Every line of the data must appear again in the answer, exactly as written.

Records -
+--
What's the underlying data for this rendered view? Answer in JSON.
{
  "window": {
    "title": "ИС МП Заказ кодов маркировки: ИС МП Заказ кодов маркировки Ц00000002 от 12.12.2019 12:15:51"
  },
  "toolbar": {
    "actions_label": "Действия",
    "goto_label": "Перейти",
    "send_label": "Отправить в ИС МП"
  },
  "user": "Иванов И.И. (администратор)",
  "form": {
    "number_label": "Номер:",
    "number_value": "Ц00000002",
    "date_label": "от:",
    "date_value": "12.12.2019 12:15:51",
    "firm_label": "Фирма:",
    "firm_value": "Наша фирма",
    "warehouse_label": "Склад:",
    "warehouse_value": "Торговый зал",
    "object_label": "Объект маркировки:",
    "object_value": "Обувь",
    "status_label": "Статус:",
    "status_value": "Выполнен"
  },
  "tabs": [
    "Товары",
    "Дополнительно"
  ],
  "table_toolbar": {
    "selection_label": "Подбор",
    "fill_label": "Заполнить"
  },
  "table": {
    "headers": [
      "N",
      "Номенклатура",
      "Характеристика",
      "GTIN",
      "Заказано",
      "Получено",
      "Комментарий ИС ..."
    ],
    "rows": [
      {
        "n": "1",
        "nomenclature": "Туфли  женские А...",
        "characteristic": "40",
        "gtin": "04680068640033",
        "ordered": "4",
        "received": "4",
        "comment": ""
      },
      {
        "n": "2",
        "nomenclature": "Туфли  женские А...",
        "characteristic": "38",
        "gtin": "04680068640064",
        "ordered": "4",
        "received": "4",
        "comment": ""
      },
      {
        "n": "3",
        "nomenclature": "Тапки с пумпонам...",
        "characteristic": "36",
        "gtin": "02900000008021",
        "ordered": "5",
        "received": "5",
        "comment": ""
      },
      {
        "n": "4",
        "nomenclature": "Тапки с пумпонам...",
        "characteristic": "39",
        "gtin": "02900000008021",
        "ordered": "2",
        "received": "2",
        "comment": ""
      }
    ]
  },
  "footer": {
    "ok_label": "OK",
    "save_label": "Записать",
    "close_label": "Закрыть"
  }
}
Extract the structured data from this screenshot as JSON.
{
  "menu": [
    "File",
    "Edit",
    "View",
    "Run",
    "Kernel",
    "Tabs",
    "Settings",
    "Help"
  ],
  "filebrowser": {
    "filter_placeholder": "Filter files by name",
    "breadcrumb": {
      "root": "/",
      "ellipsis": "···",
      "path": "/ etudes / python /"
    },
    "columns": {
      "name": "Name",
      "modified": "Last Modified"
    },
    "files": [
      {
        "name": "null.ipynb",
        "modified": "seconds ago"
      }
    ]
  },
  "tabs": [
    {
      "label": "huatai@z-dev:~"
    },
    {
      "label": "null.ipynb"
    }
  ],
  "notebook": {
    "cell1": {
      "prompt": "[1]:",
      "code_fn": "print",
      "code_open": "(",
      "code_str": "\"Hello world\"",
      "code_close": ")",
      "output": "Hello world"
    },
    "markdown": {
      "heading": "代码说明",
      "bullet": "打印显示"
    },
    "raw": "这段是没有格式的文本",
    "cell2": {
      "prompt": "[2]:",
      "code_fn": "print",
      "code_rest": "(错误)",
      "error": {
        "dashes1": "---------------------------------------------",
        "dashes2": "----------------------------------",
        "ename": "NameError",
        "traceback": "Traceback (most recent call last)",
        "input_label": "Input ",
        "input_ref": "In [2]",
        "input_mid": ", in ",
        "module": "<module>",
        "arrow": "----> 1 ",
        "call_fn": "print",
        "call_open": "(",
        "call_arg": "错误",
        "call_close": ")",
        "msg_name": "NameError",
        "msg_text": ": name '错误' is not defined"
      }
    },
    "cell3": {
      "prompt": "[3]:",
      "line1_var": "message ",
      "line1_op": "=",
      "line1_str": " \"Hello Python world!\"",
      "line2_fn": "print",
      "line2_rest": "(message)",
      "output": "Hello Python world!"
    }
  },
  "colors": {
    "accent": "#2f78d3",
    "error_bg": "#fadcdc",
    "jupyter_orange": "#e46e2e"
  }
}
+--
Solved problem -
What's the underlying data for this rendered view? Answer in JSON.
{
  "window": {
    "title": "ИС МП Заказ кодов маркировки: ИС МП Заказ кодов маркировки Ц00000002 от 12.12.2019 12:15:51"
  },
  "toolbar": {
    "actions_label": "Действия",
    "goto_label": "Перейти",
    "send_label": "Отправить в ИС МП"
  },
  "user": "Иванов И.И. (администратор)",
  "form": {
    "number_label": "Номер:",
    "number_value": "Ц00000002",
    "date_label": "от:",
    "date_value": "12.12.2019 12:15:51",
    "firm_label": "Фирма:",
    "firm_value": "Наша фирма",
    "warehouse_label": "Склад:",
    "warehouse_value": "Торговый зал",
    "object_label": "Объект маркировки:",
    "object_value": "Обувь",
    "status_label": "Статус:",
    "status_value": "Выполнен"
  },
  "tabs": [
    "Товары",
    "Дополнительно"
  ],
  "table_toolbar": {
    "selection_label": "Подбор",
    "fill_label": "Заполнить"
  },
  "table": {
    "headers": [
      "N",
      "Номенклатура",
      "Характеристика",
      "GTIN",
      "Заказано",
      "Получено",
      "Комментарий ИС ..."
    ],
    "rows": [
      {
        "n": "1",
        "nomenclature": "Туфли  женские А...",
        "characteristic": "40",
        "gtin": "04680068640033",
        "ordered": "4",
        "received": "4",
        "comment": ""
      },
      {
        "n": "2",
        "nomenclature": "Туфли  женские А...",
        "characteristic": "38",
        "gtin": "04680068640064",
        "ordered": "4",
        "received": "4",
        "comment": ""
      },
      {
        "n": "3",
        "nomenclature": "Тапки с пумпонам...",
        "characteristic": "36",
        "gtin": "02900000008021",
        "ordered": "5",
        "received": "5",
        "comment": ""
      },
      {
        "n": "4",
        "nomenclature": "Тапки с пумпонам...",
        "characteristic": "39",
        "gtin": "02900000008021",
        "ordered": "2",
        "received": "2",
        "comment": ""
      }
    ]
  },
  "footer": {
    "ok_label": "OK",
    "save_label": "Записать",
    "close_label": "Закрыть"
  }
}
Extract the structured data from this screenshot as JSON.
{
  "menu": [
    "File",
    "Edit",
    "View",
    "Run",
    "Kernel",
    "Tabs",
    "Settings",
    "Help"
  ],
  "filebrowser": {
    "filter_placeholder": "Filter files by name",
    "breadcrumb": {
      "root": "/",
      "ellipsis": "···",
      "path": "/ etudes / python /"
    },
    "columns": {
      "name": "Name",
      "modified": "Last Modified"
    },
    "files": [
      {
        "name": "null.ipynb",
        "modified": "seconds ago"
      }
    ]
  },
  "tabs": [
    {
      "label": "huatai@z-dev:~"
    },
    {
      "label": "null.ipynb"
    }
  ],
  "notebook": {
    "cell1": {
      "prompt": "[1]:",
      "code_fn": "print",
      "code_open": "(",
      "code_str": "\"Hello world\"",
      "code_close": ")",
      "output": "Hello world"
    },
    "markdown": {
      "heading": "代码说明",
      "bullet": "打印显示"
    },
    "raw": "这段是没有格式的文本",
    "cell2": {
      "prompt": "[2]:",
      "code_fn": "print",
      "code_rest": "(错误)",
      "error": {
        "dashes1": "---------------------------------------------",
        "dashes2": "----------------------------------",
        "ename": "NameError",
        "traceback": "Traceback (most recent call last)",
        "input_label": "Input ",
        "input_ref": "In [2]",
        "input_mid": ", in ",
        "module": "<module>",
        "arrow": "----> 1 ",
        "call_fn": "print",
        "call_open": "(",
        "call_arg": "错误",
        "call_close": ")",
        "msg_name": "NameError",
        "msg_text": ": name '错误' is not defined"
      }
    },
    "cell3": {
      "prompt": "[3]:",
      "line1_var": "message ",
      "line1_op": "=",
      "line1_str": " \"Hello Python world!\"",
      "line2_fn": "print",
      "line2_rest": "(message)",
      "output": "Hello Python world!"
    }
  },
  "colors": {
    "accent": "#2f78d3",
    "error_bg": "#fadcdc",
    "jupyter_orange": "#e46e2e"
  }
}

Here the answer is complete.